— TASK —
This exercise calls for every line of the listing below that contains the word "Kagiso".
+++
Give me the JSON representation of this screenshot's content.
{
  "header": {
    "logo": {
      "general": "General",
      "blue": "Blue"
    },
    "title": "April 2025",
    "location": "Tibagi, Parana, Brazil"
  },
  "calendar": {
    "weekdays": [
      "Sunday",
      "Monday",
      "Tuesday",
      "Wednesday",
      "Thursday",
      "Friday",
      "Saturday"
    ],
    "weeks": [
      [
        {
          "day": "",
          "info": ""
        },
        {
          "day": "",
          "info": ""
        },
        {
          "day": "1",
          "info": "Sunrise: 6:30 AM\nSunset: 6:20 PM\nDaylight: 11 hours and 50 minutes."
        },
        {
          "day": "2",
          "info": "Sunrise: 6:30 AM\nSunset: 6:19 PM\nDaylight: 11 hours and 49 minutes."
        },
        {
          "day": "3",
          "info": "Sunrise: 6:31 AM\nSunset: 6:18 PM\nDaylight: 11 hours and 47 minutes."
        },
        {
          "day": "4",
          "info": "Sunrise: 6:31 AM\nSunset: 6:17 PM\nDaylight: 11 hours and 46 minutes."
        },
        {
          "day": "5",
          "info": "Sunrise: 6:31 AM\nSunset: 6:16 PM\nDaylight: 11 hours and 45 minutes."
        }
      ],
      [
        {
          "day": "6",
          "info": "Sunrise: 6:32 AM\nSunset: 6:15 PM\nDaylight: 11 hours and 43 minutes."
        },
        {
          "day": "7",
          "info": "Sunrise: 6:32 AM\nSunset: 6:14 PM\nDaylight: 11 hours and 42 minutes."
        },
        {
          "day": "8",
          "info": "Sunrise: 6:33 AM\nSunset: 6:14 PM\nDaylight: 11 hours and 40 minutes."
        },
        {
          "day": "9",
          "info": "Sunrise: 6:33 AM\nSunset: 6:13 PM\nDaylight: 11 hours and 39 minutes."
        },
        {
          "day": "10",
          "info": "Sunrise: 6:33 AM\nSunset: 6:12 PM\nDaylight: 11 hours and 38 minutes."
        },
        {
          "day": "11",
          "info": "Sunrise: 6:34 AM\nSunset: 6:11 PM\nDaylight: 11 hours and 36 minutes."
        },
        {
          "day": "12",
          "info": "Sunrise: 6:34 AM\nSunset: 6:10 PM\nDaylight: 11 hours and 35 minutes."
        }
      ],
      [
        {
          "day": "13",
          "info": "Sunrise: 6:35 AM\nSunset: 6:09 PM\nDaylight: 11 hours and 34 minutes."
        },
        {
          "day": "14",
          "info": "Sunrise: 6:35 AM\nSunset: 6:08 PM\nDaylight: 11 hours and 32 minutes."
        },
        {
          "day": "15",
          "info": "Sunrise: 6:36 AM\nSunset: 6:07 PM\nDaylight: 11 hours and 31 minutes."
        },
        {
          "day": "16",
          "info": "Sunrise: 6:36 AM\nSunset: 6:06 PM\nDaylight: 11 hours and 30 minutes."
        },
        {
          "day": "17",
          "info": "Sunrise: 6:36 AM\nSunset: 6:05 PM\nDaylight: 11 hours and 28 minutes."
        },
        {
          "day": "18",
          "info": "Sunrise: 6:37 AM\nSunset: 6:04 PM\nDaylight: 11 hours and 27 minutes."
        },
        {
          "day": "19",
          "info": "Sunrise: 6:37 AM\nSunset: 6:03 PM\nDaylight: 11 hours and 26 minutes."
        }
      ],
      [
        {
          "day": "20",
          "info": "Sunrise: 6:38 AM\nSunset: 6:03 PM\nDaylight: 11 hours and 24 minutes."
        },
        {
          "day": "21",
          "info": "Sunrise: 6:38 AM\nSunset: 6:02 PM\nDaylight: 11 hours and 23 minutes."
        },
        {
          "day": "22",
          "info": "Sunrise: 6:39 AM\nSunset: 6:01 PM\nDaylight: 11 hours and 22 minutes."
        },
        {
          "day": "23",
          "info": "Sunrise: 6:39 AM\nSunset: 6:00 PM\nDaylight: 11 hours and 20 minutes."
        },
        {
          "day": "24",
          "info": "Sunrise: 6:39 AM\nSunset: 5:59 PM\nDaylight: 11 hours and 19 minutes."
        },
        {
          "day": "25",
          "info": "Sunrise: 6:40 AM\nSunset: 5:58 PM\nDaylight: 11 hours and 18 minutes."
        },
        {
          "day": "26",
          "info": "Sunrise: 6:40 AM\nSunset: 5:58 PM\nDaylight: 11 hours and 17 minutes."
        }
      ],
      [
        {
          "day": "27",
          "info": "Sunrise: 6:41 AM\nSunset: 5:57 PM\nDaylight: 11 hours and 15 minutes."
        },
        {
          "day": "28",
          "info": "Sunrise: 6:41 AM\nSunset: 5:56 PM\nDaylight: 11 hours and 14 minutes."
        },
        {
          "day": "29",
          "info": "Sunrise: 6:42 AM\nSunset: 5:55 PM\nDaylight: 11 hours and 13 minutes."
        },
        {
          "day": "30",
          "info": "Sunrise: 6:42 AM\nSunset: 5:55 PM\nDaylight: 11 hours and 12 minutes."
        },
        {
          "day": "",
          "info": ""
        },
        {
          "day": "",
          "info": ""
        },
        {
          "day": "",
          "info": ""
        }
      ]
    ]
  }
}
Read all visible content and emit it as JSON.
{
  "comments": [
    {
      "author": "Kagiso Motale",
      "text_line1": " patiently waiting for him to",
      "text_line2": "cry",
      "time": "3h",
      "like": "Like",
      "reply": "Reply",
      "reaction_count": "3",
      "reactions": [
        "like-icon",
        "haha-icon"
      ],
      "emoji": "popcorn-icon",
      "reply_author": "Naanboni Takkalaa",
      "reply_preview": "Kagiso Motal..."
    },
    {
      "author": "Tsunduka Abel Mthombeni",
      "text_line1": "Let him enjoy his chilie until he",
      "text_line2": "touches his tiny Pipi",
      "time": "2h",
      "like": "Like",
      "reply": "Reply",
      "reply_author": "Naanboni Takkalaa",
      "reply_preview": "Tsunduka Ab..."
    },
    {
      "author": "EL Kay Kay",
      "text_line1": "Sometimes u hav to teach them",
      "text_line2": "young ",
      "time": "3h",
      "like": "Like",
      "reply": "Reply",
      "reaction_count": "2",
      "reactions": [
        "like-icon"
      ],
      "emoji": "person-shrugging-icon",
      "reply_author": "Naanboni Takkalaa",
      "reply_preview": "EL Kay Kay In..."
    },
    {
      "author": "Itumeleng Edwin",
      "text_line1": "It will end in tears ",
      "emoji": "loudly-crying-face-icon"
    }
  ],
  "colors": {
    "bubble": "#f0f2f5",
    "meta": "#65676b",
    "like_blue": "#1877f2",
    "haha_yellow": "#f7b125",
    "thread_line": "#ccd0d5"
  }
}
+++
— EXERCISE SOLUTION —
      "author": "Kagiso Motale",
      "reply_preview": "Kagiso Motal..."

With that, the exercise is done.